Temple Nursery snowdrop, courtesy Craig Cramer
There are snowdrops, and then there are snowdrops. I, for the most part, have been content with the Galanthus nivalis
(pictured below) I was given many years ago, which have multiplied greatly from my division and their own efforts at self-propagation. Others become obsessed with differences in pedicels, spathes, and inner and outer petals. We call them galanthophiles
. Hitch Lyman, owner of the Temple Nursery, is one of the foremost galanthophiles in the United States.
These snowdrops bloomed in the Secret Garden in April 2006. Photo by Rundy Purdy
He has over 400 hundred snowdrop varieties growing in his garden, which will be open to the public this Saturday, April 2, from 10 a.m. to 4 p.m., as part of the Garden Conservancy’s Open Day
program ($5 entry fee). I plan to be there, and I hope you can join me.
Update from Garden Conservancy:
Our Garden Host, Hitch Lyman in Trumansburg, NY has asked us to send a special message regarding the expected snow that may be blanketing his garden on Saturday.
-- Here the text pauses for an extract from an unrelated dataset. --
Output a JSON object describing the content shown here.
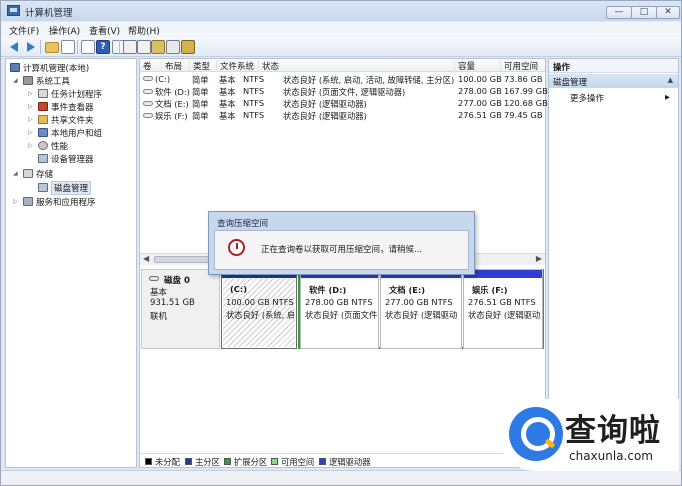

The garden will remain open to visitors, but if you find you cannot make it, visitors are welcome to come on Saturday, April 9 as well, during the same hours, 10 a.m. to 4 p.m. Visit our website for more details on this Open Day.
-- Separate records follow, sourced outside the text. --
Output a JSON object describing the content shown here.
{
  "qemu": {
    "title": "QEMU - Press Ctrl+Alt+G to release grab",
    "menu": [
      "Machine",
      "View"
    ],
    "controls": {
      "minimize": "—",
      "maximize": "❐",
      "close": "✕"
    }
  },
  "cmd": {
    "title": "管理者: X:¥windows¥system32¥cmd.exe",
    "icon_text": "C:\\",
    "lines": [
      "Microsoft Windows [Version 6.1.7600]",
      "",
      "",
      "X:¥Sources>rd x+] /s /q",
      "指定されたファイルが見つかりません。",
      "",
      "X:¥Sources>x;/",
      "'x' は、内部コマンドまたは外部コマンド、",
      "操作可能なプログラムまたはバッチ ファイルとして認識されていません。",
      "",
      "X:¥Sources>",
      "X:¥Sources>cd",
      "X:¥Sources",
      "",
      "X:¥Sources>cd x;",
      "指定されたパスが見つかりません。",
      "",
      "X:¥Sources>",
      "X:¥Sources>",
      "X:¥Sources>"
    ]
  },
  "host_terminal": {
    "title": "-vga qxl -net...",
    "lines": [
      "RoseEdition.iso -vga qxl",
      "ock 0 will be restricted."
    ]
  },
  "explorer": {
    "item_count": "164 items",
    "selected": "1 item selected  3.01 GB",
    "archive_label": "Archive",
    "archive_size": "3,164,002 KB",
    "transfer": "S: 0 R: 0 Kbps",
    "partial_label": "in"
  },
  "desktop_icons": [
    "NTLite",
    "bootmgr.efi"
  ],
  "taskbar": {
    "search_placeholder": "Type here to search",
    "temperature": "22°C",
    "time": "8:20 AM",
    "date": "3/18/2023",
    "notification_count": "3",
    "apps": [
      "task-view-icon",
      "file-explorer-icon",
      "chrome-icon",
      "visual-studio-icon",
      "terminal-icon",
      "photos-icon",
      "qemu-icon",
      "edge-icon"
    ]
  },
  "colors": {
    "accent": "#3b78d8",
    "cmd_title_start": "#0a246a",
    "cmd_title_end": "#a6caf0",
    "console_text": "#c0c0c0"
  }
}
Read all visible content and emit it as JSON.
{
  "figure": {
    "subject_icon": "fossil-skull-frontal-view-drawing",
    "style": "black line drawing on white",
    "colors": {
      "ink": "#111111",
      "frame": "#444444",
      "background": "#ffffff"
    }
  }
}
Magazines You Might Still Have
Martha Stewart Living February 2000
Victoria (defunct) February 2002
The Gardener (defunct) February 2002
Horticulture February 2003
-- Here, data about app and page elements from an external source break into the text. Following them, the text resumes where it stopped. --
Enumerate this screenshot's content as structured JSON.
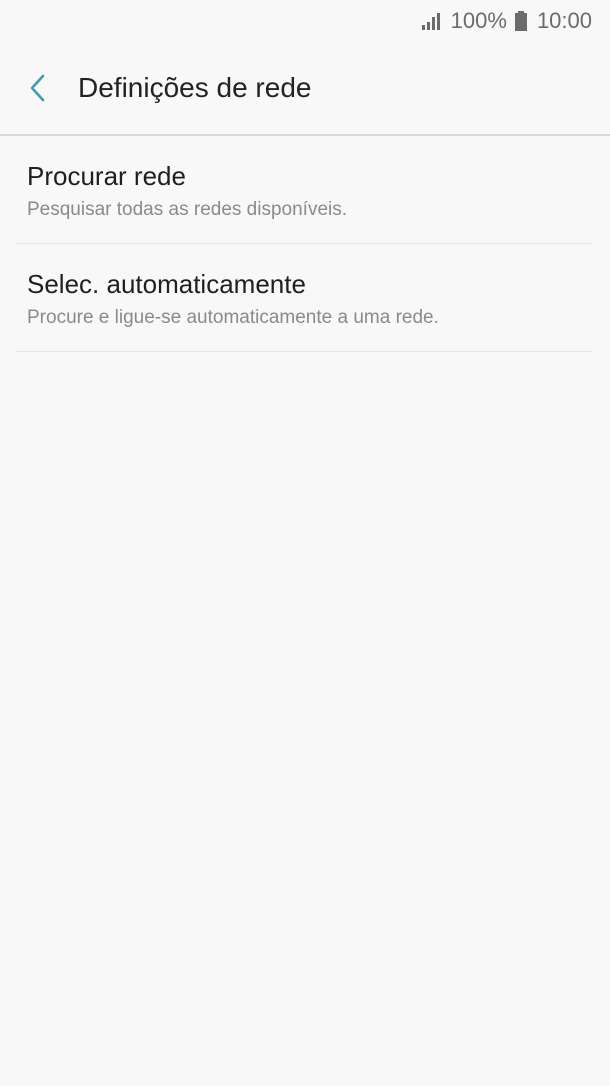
{
  "status_bar": {
    "battery": "100%",
    "time": "10:00",
    "signal_icon": "signal-icon",
    "battery_icon": "battery-icon"
  },
  "app_bar": {
    "back_icon": "back-chevron-icon",
    "title": "Definições de rede",
    "accent_color": "#3f9bb0"
  },
  "items": [
    {
      "title": "Procurar rede",
      "subtitle": "Pesquisar todas as redes disponíveis."
    },
    {
      "title": "Selec. automaticamente",
      "subtitle": "Procure e ligue-se automaticamente a uma rede."
    }
  ]
}
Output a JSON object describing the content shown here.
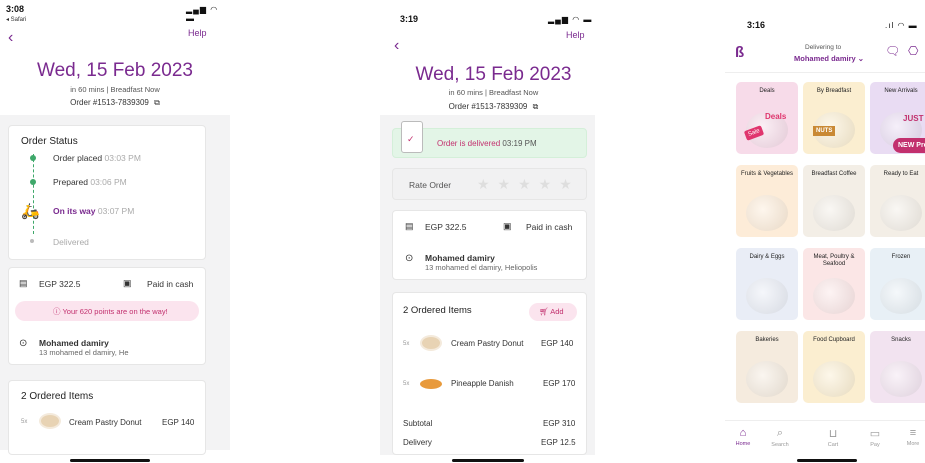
{
  "screen1": {
    "time": "3:08",
    "safari": "◂ Safari",
    "help": "Help",
    "date": "Wed, 15 Feb 2023",
    "eta": "in 60 mins | Breadfast Now",
    "order_no": "Order #1513-7839309",
    "status_title": "Order Status",
    "steps": [
      {
        "label": "Order placed",
        "time": "03:03 PM"
      },
      {
        "label": "Prepared",
        "time": "03:06 PM"
      },
      {
        "label": "On its way",
        "time": "03:07 PM"
      },
      {
        "label": "Delivered",
        "time": ""
      }
    ],
    "total": "EGP 322.5",
    "payment": "Paid in cash",
    "points": "Your 620 points are on the way!",
    "customer_name": "Mohamed damiry",
    "customer_address": "13 mohamed el damiry, He",
    "items_title": "2 Ordered Items",
    "items": [
      {
        "qty": "5x",
        "name": "Cream Pastry Donut",
        "price": "EGP 140"
      }
    ]
  },
  "screen2": {
    "time": "3:19",
    "help": "Help",
    "date": "Wed, 15 Feb 2023",
    "eta": "in 60 mins | Breadfast Now",
    "order_no": "Order #1513-7839309",
    "delivered_label": "Order is delivered",
    "delivered_time": "03:19 PM",
    "rate_label": "Rate Order",
    "total": "EGP 322.5",
    "payment": "Paid in cash",
    "customer_name": "Mohamed damiry",
    "customer_address": "13 mohamed el damiry, Heliopolis",
    "items_title": "2 Ordered Items",
    "add_label": "Add",
    "items": [
      {
        "qty": "5x",
        "name": "Cream Pastry Donut",
        "price": "EGP 140"
      },
      {
        "qty": "5x",
        "name": "Pineapple Danish",
        "price": "EGP 170"
      }
    ],
    "subtotal_label": "Subtotal",
    "subtotal_value": "EGP 310",
    "delivery_label": "Delivery",
    "delivery_value": "EGP 12.5"
  },
  "screen3": {
    "time": "3:16",
    "delivering_to": "Delivering to",
    "address_name": "Mohamed damiry",
    "tiles": [
      {
        "label": "Deals",
        "color": "#f7dbe9"
      },
      {
        "label": "By Breadfast",
        "color": "#fbeed0"
      },
      {
        "label": "New Arrivals",
        "color": "#e9dcf3"
      },
      {
        "label": "Fruits & Vegetables",
        "color": "#fdecd8"
      },
      {
        "label": "Breadfast Coffee",
        "color": "#f3eee6"
      },
      {
        "label": "Ready to Eat",
        "color": "#f3eee6"
      },
      {
        "label": "Dairy & Eggs",
        "color": "#e9edf6"
      },
      {
        "label": "Meat, Poultry & Seafood",
        "color": "#fbe6e6"
      },
      {
        "label": "Frozen",
        "color": "#e8f0f6"
      },
      {
        "label": "Bakeries",
        "color": "#f5ebde"
      },
      {
        "label": "Food Cupboard",
        "color": "#fbeed0"
      },
      {
        "label": "Snacks",
        "color": "#f2e3f0"
      }
    ],
    "tile_overlays": {
      "deals_word": "Deals",
      "sale": "Sale",
      "nuts": "NUTS",
      "just_in": "JUST IN",
      "new_products": "NEW Products"
    },
    "nav": [
      {
        "label": "Home",
        "icon": "home-icon"
      },
      {
        "label": "Search",
        "icon": "search-icon"
      },
      {
        "label": "Cart",
        "icon": "cart-icon"
      },
      {
        "label": "Pay",
        "icon": "pay-icon"
      },
      {
        "label": "More",
        "icon": "more-icon"
      }
    ]
  },
  "colors": {
    "brand": "#7a2a8f",
    "green": "#3fa86a",
    "pink": "#c2306e"
  }
}
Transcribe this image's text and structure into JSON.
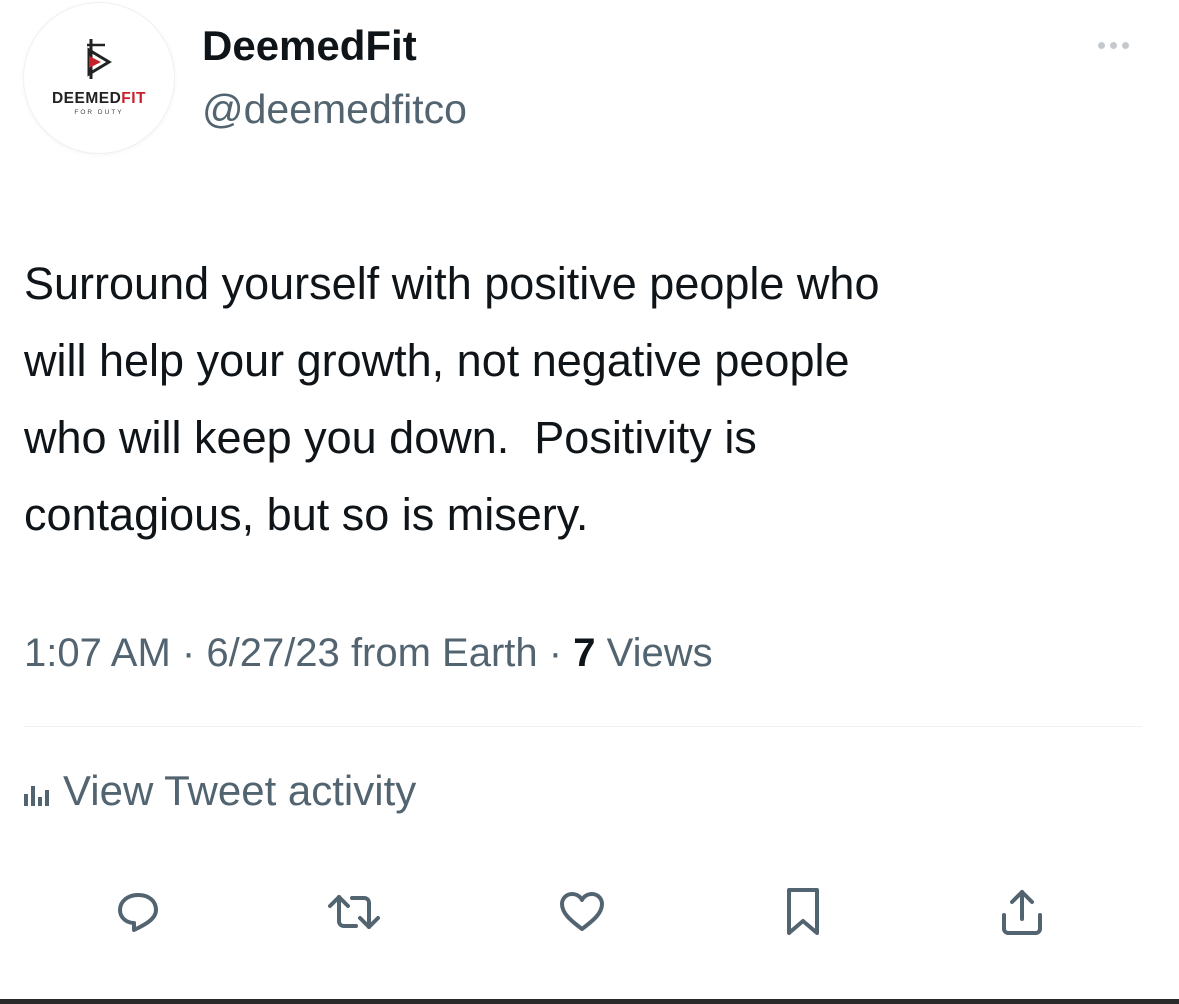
{
  "profile": {
    "display_name": "DeemedFit",
    "handle": "@deemedfitco",
    "avatar_logo": {
      "brand_primary": "DEEMED",
      "brand_accent": "FIT",
      "tagline": "FOR DUTY",
      "accent_color": "#c8202a"
    }
  },
  "tweet": {
    "text": "Surround yourself with positive people who\nwill help your growth, not negative people\nwho will keep you down.  Positivity is\ncontagious, but so is misery."
  },
  "meta": {
    "time": "1:07 AM",
    "separator": "·",
    "date": "6/27/23",
    "source": "from Earth",
    "views_count": "7",
    "views_label": "Views"
  },
  "activity": {
    "label": "View Tweet activity",
    "icon": "bar-chart-icon"
  },
  "actions": [
    {
      "name": "reply",
      "icon": "speech-bubble-icon"
    },
    {
      "name": "retweet",
      "icon": "retweet-icon"
    },
    {
      "name": "like",
      "icon": "heart-icon"
    },
    {
      "name": "bookmark",
      "icon": "bookmark-icon"
    },
    {
      "name": "share",
      "icon": "share-icon"
    }
  ],
  "colors": {
    "text_primary": "#0f1419",
    "text_secondary": "#536471",
    "action_icon": "#536471",
    "divider": "#eff3f4"
  }
}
Snowdrop Photo Galleries
More About Hitch Lyman and The Temple Nursery
Ellis Hollow’s Visit for the 2008 Open Garden
NY Times Article About Hitch Lyman and his Temple Nursery
John Grimshaw, Who Wrote The Book
Snowdrops in Sun
Snowdrops For the Next Edition